The pension scheme becomes a frozen scheme or can come into payment, depending on ones’ individual circumstances. Actual employment can continue as before.  Again, this is an area that we would urge members to seek independent pension advice, as each case will have unique circumstances to be considered before making any decisions pertaining to a preserved benefit.

If subsequent death was to occur (pre-accessing of benefits) the pension fund is payable in full to the deceased’s estate; as outlined in the Pensions Act.

A preserved benefit is not restricted to the four times limit (x4 remuneration) *.

This can form an integral part of inheritance tax planning and ultimately reducing the pension proceeds to tax in the hands of the recipient.

*if death occurs of an active member of an occupation scheme; the max lump sum that can be paid out the estate is four times final remuneration and the balance must be used to purchase an annuity.


, Can my Employer Force me to Retire?

How do I decide to continue working or not?

The main concern for most individuals when approaching retirement is; will I have enough money to last throughout my lifetime? Especially as life expectancy is continuing to increase. A retirement plan should be put in place well ahead of your proposed retirement date to ensure that you have sufficient provisions in place for your desired retirement lifestyle.

Retirement planning is very complex. We recommend that you speak with a financial planner who will incorporate cash flow modelling into the overall advice process.  This will allow you to run various scenarios to ensure you make informed decisions about when you decide to retire.

Another but less spoken about issue is if you are emotionally ready for retirement. Retirement is a massive transition and one which many people struggle with.

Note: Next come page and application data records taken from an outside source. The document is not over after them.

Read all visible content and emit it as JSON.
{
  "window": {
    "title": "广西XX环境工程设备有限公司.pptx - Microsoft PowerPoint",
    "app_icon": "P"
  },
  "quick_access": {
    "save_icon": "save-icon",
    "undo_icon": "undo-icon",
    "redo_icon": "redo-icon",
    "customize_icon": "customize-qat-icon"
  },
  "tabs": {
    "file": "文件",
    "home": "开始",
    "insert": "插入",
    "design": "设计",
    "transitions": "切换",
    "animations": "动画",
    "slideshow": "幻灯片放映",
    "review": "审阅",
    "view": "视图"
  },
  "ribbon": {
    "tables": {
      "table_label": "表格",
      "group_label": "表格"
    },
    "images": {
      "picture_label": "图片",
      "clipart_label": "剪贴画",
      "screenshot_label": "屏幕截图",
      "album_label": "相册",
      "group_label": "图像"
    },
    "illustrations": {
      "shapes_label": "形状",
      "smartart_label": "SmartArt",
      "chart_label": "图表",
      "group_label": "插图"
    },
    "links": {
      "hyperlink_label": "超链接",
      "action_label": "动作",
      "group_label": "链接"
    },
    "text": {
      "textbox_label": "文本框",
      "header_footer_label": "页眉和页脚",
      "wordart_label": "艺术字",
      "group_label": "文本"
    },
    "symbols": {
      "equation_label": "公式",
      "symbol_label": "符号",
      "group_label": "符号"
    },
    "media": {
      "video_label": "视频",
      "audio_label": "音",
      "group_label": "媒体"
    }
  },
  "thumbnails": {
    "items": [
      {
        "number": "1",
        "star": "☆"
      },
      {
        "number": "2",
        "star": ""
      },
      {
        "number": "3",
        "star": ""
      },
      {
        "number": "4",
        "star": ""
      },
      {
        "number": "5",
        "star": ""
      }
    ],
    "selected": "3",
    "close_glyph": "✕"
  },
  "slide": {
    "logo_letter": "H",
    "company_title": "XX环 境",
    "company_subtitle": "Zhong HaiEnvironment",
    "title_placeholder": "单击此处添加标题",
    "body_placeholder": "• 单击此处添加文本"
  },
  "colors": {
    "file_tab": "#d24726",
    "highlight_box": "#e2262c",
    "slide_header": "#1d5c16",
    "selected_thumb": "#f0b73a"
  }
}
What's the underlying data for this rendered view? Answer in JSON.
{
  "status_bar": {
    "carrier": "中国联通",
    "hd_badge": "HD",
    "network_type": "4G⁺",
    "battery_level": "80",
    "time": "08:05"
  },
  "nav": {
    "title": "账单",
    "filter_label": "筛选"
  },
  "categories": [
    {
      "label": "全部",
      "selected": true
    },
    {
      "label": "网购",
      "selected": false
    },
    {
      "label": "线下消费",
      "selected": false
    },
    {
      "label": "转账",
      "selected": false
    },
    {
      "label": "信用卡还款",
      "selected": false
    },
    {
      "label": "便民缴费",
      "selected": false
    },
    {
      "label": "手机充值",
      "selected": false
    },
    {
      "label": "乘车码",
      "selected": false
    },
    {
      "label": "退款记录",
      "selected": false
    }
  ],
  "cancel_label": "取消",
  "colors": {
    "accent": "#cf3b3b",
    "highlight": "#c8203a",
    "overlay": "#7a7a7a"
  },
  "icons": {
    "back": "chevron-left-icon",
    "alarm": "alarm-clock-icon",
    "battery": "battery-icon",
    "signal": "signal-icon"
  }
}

Putting a retirement plan in place can help smoothen this transition.


Do you need advice on retirement?

Should you as a member of a company pension scheme need assistance to examine the finer details within what might be perceived as a complex pension arrangement, please do not hesitate to contact OpesFidelio Financial Planning Ltd as we can guide you through the complex area of company pension scheme rules.


OpesFidelio Ireland Ltd
12, Parklands Office Park
Southern Cross Road
Bray, County Wicklow

Tel: +353 (0)1 272 4130
Email: adminireland@opesfidelio.ie

We are conveniently located on the Southern Cross Road between Bray and Greystones which can be accessed via junction 7 of the N11.

This is ideal for servicing clients from the surrounding South Dublin, Wicklow and greater Leinster areas.



Our office is situated 20kms south of Dublin, just beyond Bray in Co. Wicklow. Take the M50 southbound onto the N11 then take Exit 7, the Bray/Greystones exit and follow signs to Greystones. We are on the right near the end of the Southern Cross road leading from the N11 to the Greystones Rd.


OpesFidelio Financial Planning Ltd is regulated by the Central Bank of Ireland.

OpesFidelio Financial Planning Ltd (Company No 456044) is a wholly owned subsidiary of OpesFidelio Ireland Ltd (Company No 158916).

OpesFidelio is a trademark used under licence.